Internal audit reveals serious problems at CanNor
Audit says agency broke almost every financial management rule since its creation
An internal audit has found the Canadian Northern Economic Development Agency, or CanNor, violated almost every financial management rule since its creation in 2009.
Prime Minister Stephen Harper created the federal agency to develop Canada's North. It manages about $75 million dollars a year.
In March, the comptroller general identified issues with CanNor. In a report, the comptroller noted the agency did not establish a financial management framework, which it is supposed to do according to its mandate. This means that it violated almost every one of these basic rules when it came to expense control, tendering contracts, credit card usage, travel and hospitality to its guests.
Jean-François Savard is a professor at the national school of public administration in Gatineau, Que., who specializes in aboriginal and northern affairs. Speaking to Radio-Canada, Savard says the situation is worrying.
5 chief financial officers in 2 years
"These regulations are meant to ensure that public funds are well-managed, that there is no fraud, that there is no misuse of public funds," Savard said. "So, if those rules are not respected, it begs the question, 'what money has been well-spent?'"
Radio-Canada also learned the agency is now on its fifth chief financial officer, even though it was only created two years ago. Savard says this is an unusual turnover rate.
"It's very high, that is to say that there is a situation which is posing a problem, and which makes people prefer to leave than to stay," Savard said.
The agency was first led by Nicole Jauvin.
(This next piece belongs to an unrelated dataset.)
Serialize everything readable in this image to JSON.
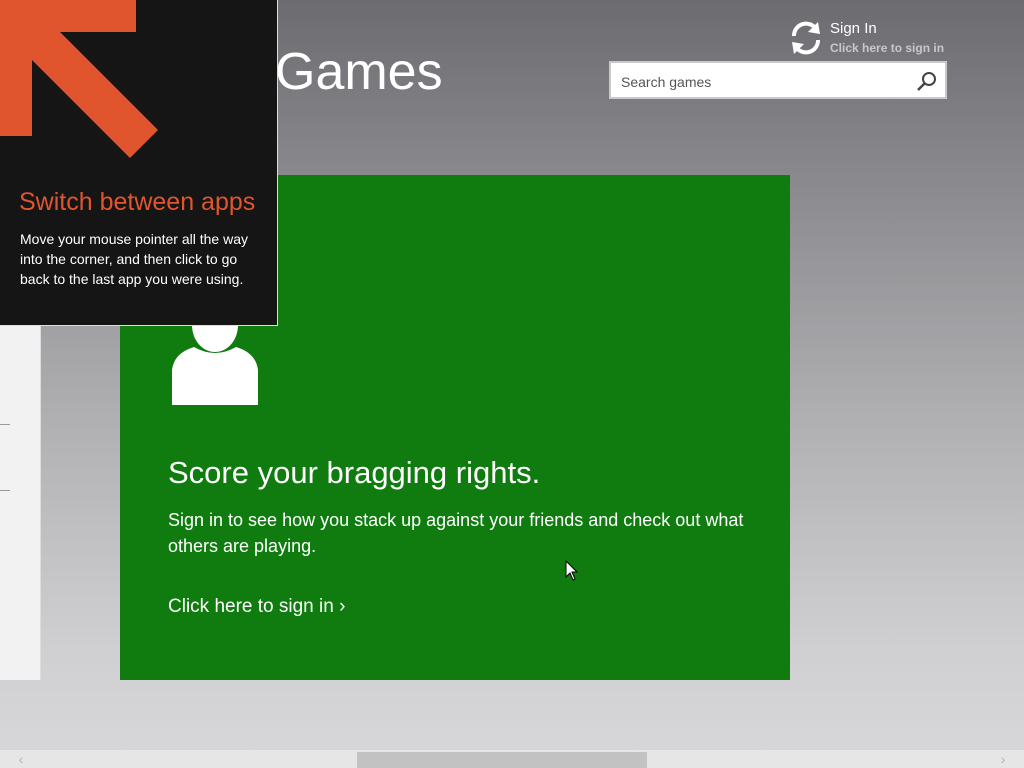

She retired this summer and has since been rehired by health minister Leona Aglukkaq to temporarily advise the office on CanNor, at a salary of more than $200,000 a year.
Aglukkaq says she is looking forward to reading the final audit report when it is complete.
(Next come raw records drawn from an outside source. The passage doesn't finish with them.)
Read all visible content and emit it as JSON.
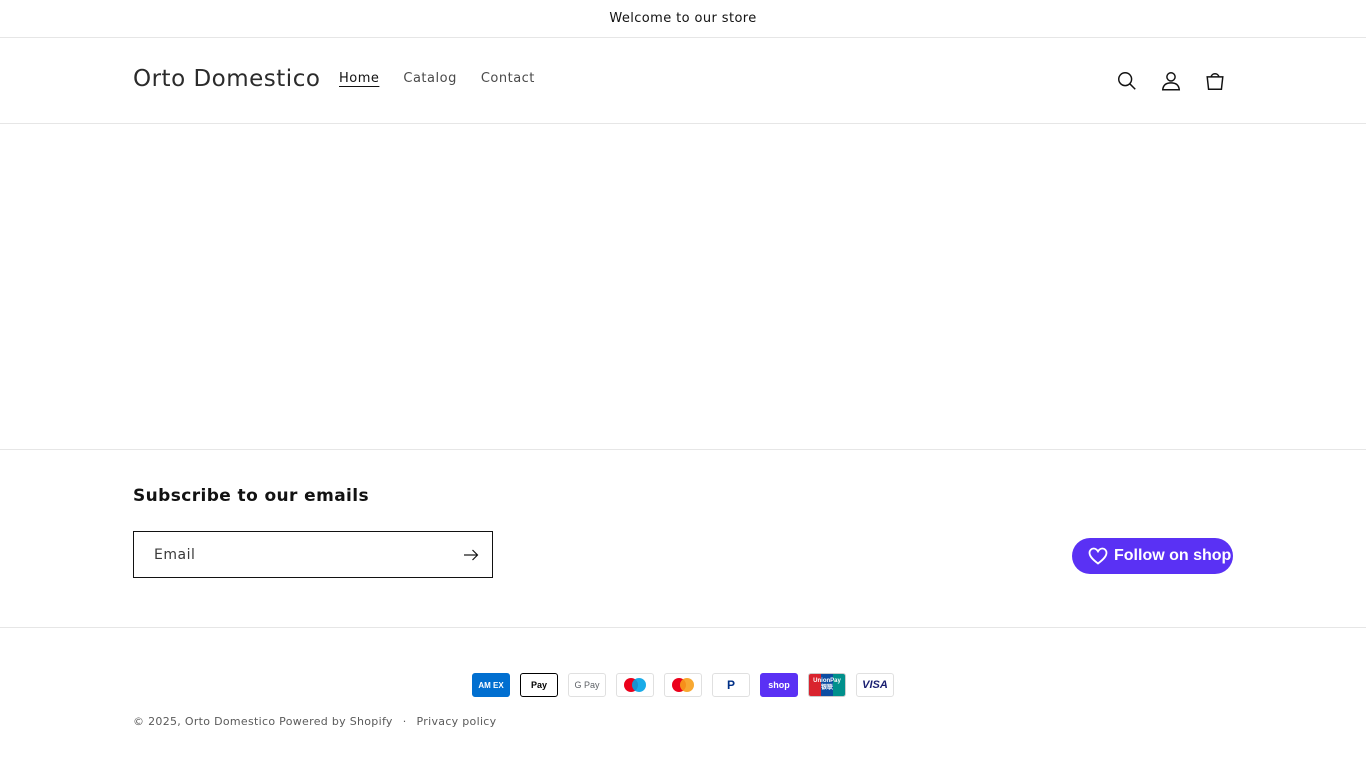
{
  "announcement": {
    "text": "Welcome to our store"
  },
  "header": {
    "logo": "Orto Domestico",
    "nav": [
      {
        "label": "Home",
        "active": true
      },
      {
        "label": "Catalog",
        "active": false
      },
      {
        "label": "Contact",
        "active": false
      }
    ],
    "icons": [
      "search-icon",
      "account-icon",
      "cart-icon"
    ]
  },
  "footer": {
    "newsletter": {
      "heading": "Subscribe to our emails",
      "placeholder": "Email",
      "submit_icon": "arrow-right-icon"
    },
    "follow_button": {
      "label": "Follow on shop",
      "icon": "heart-icon",
      "color": "#5a31f4"
    },
    "payments": {
      "amex": "AM EX",
      "apple_pay": " Pay",
      "google_pay": "G Pay",
      "maestro": "",
      "mastercard": "",
      "paypal": "P",
      "shop_pay": "shop",
      "unionpay_top": "UnionPay",
      "unionpay_bottom": "银联",
      "visa": "VISA"
    },
    "copyright_prefix": "© 2025,",
    "copyright_store": "Orto Domestico",
    "powered_by": "Powered by Shopify",
    "separator": "·",
    "privacy_policy": "Privacy policy"
  }
}
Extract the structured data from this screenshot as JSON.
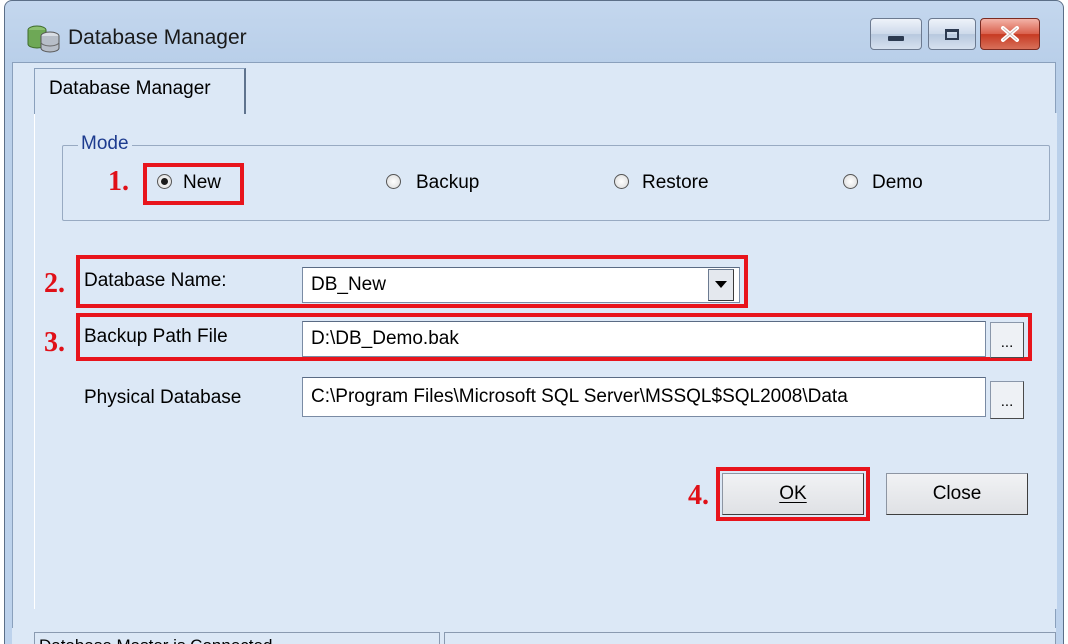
{
  "window": {
    "title": "Database Manager"
  },
  "tabs": [
    {
      "label": "Database Manager"
    }
  ],
  "mode": {
    "legend": "Mode",
    "options": [
      {
        "label": "New",
        "selected": true
      },
      {
        "label": "Backup",
        "selected": false
      },
      {
        "label": "Restore",
        "selected": false
      },
      {
        "label": "Demo",
        "selected": false
      }
    ]
  },
  "steps": [
    "1.",
    "2.",
    "3.",
    "4."
  ],
  "fields": {
    "database_name": {
      "label": "Database Name:",
      "value": "DB_New"
    },
    "backup_path": {
      "label": "Backup Path File",
      "value": "D:\\DB_Demo.bak",
      "browse": "..."
    },
    "physical_db": {
      "label": "Physical Database",
      "value": "C:\\Program Files\\Microsoft SQL Server\\MSSQL$SQL2008\\Data",
      "browse": "..."
    }
  },
  "buttons": {
    "ok": "OK",
    "close": "Close"
  },
  "status": {
    "message": "Database Master is Connected"
  },
  "colors": {
    "highlight": "#e8141c",
    "step_text": "#e01018",
    "legend_text": "#1d3b8f"
  }
}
"It is a concern and … these are recommendations, these are internal audits that are done on a regular basis on any agency or any government department and I can assure you that the organization and the officials will be working to address the recommendations that were identified and to take corrective actions," she said at a press conference in Ottawa Thursday.
The minister added she hired Jauvin to help with the transition, and they are currently searching for her permanent replacement since she did retired.
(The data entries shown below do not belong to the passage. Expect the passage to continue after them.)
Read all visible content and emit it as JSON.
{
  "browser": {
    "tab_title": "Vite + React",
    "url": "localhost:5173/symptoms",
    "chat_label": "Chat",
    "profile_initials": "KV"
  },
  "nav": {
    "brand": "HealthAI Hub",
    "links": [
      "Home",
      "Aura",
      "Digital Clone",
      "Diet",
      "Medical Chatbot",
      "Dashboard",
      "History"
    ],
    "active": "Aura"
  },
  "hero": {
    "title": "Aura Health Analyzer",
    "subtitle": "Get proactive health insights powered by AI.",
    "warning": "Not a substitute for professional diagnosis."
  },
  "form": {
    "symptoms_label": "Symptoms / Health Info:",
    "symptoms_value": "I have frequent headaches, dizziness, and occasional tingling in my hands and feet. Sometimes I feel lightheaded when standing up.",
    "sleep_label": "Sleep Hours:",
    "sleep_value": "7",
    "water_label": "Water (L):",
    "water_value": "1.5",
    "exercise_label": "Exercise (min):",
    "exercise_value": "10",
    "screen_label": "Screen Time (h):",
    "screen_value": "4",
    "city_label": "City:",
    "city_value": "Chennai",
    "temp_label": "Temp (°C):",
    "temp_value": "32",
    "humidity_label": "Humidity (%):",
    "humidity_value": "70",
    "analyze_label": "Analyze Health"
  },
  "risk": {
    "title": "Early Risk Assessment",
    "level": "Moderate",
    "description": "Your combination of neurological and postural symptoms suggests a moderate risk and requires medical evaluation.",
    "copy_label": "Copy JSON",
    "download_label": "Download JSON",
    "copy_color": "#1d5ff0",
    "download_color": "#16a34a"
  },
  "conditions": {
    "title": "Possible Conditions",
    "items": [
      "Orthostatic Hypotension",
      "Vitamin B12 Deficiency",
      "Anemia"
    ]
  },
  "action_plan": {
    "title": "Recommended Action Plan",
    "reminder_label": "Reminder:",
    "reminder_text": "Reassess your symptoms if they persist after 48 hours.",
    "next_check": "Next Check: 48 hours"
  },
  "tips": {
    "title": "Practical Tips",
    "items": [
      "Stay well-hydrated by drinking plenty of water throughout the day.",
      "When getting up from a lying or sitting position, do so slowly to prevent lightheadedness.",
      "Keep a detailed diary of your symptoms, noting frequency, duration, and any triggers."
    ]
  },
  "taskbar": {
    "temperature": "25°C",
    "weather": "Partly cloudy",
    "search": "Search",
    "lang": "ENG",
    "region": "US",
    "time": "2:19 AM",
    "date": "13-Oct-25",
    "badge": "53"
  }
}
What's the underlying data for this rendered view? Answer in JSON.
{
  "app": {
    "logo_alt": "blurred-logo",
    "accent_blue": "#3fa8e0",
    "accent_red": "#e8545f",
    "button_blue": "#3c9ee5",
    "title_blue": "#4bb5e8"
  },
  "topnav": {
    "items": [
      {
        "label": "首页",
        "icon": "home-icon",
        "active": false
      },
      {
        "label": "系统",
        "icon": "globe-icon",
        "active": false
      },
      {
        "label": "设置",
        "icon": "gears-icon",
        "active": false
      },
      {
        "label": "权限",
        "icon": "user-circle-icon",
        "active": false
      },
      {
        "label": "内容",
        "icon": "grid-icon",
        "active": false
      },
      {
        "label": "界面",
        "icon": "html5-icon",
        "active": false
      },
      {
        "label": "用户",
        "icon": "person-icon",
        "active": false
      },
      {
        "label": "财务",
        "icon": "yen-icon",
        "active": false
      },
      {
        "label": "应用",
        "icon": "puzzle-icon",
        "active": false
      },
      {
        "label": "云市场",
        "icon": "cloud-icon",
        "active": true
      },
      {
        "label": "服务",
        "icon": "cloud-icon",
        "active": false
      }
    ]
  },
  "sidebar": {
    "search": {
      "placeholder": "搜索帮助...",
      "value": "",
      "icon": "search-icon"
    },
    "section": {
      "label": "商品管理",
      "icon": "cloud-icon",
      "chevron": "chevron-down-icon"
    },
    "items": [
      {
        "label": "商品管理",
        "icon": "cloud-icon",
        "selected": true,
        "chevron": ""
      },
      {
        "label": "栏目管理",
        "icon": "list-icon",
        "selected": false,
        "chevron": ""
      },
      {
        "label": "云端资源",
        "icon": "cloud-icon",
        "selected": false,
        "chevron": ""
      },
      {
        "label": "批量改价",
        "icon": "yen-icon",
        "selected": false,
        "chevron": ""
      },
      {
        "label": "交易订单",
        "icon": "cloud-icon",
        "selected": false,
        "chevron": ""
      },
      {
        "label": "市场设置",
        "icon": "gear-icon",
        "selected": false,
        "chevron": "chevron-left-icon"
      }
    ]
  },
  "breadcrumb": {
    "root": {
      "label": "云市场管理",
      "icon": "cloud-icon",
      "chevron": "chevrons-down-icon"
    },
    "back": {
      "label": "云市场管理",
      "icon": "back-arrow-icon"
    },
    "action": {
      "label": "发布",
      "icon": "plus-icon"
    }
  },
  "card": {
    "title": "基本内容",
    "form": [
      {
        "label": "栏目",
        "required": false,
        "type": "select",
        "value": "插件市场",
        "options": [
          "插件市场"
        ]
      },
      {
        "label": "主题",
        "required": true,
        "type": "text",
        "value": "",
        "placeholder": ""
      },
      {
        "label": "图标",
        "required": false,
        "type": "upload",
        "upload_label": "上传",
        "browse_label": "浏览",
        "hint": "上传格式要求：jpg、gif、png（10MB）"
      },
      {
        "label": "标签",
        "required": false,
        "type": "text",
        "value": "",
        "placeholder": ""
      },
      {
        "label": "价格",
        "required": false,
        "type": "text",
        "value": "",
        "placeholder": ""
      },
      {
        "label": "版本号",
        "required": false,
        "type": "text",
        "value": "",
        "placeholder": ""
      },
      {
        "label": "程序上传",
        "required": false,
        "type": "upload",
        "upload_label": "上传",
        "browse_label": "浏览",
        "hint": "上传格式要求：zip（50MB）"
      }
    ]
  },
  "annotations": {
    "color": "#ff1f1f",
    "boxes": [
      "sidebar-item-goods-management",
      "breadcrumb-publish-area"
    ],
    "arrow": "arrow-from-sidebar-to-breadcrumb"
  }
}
"It’s important to have continuity and she’s continuing to provide assistance to us and I believe it’s until middle of this month to allow transition from her departure to a new person," said Aglukkaq.